**Your assignment**
All the records that follow need to be reproduced exactly. Omit the images.

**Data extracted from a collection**

◆ ◆ ◆ ◆

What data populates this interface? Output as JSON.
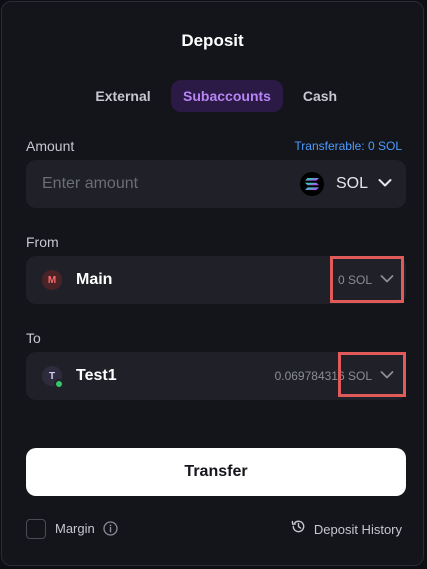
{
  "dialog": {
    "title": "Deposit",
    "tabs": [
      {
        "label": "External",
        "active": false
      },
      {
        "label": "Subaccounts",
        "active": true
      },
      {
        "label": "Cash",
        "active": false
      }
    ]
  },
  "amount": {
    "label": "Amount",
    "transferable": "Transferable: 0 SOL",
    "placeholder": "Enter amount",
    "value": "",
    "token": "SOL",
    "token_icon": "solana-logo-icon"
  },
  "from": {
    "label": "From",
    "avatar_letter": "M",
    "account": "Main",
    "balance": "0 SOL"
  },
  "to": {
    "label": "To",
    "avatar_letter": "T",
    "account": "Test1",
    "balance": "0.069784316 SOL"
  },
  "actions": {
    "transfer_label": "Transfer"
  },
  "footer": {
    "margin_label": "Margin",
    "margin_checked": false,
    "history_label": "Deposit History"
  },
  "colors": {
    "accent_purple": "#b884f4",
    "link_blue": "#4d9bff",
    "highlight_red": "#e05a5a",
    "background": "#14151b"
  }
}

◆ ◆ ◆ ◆

**Output of the task**
What data populates this interface? Output as JSON.
{
  "dialog": {
    "title": "Deposit",
    "tabs": [
      {
        "label": "External",
        "active": false
      },
      {
        "label": "Subaccounts",
        "active": true
      },
      {
        "label": "Cash",
        "active": false
      }
    ]
  },
  "amount": {
    "label": "Amount",
    "transferable": "Transferable: 0 SOL",
    "placeholder": "Enter amount",
    "value": "",
    "token": "SOL",
    "token_icon": "solana-logo-icon"
  },
  "from": {
    "label": "From",
    "avatar_letter": "M",
    "account": "Main",
    "balance": "0 SOL"
  },
  "to": {
    "label": "To",
    "avatar_letter": "T",
    "account": "Test1",
    "balance": "0.069784316 SOL"
  },
  "actions": {
    "transfer_label": "Transfer"
  },
  "footer": {
    "margin_label": "Margin",
    "margin_checked": false,
    "history_label": "Deposit History"
  },
  "colors": {
    "accent_purple": "#b884f4",
    "link_blue": "#4d9bff",
    "highlight_red": "#e05a5a",
    "background": "#14151b"
  }
}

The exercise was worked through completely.